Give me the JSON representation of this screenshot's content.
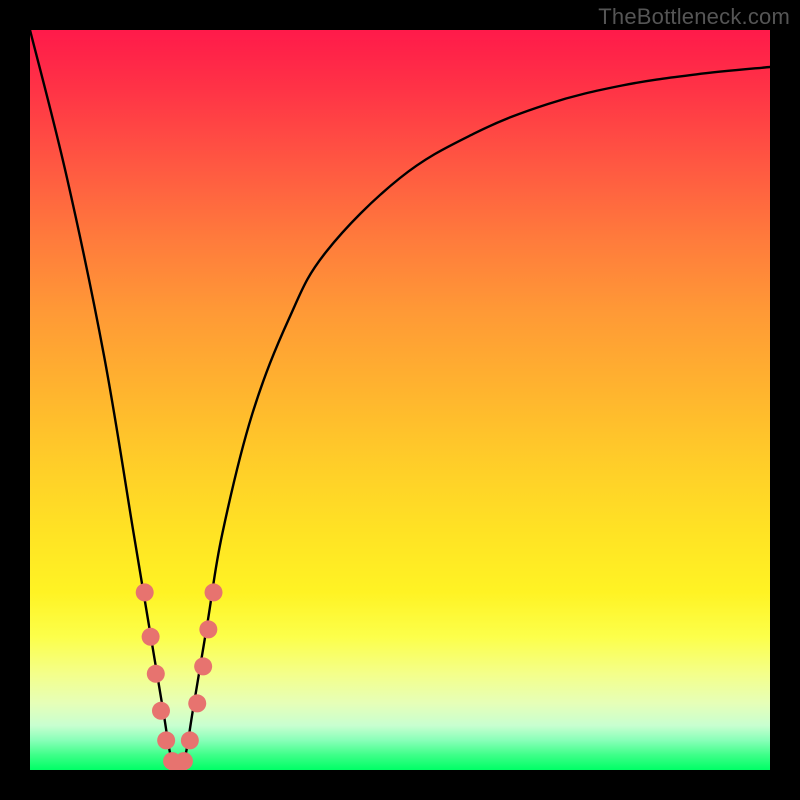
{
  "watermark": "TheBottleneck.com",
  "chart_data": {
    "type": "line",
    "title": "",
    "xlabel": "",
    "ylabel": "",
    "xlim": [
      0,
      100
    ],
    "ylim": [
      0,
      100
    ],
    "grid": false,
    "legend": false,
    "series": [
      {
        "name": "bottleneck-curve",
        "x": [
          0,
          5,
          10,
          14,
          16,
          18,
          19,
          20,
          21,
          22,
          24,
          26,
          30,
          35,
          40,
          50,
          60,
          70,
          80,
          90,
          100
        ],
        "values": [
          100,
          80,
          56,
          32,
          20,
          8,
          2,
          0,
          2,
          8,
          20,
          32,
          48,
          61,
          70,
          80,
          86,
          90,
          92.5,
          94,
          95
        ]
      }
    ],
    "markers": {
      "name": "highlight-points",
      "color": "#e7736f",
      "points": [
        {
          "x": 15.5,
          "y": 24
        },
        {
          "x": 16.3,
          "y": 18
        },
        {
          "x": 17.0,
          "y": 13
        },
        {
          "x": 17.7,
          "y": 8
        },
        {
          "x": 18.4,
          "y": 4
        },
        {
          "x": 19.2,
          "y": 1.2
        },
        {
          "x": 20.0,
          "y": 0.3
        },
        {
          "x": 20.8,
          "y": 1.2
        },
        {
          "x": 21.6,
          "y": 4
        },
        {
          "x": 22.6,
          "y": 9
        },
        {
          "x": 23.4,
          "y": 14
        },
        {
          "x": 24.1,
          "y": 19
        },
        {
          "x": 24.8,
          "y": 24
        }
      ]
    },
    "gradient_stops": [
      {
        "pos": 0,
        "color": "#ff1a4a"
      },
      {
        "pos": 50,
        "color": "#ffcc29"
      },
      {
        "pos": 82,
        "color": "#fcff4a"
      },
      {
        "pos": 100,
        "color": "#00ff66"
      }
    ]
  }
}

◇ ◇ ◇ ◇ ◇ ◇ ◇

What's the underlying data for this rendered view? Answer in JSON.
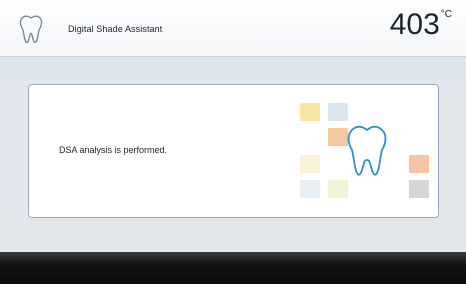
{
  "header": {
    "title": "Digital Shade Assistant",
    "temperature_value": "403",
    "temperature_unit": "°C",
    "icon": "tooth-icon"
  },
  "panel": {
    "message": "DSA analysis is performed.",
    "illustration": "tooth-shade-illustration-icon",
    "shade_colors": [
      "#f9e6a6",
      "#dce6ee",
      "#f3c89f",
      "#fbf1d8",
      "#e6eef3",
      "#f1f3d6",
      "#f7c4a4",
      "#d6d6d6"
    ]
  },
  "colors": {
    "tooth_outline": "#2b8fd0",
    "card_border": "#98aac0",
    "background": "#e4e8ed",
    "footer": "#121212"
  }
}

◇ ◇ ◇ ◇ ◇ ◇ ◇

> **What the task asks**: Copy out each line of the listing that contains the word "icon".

> **Solution for this problem**:
    "icon": "tooth-icon"
    "illustration": "tooth-shade-illustration-icon",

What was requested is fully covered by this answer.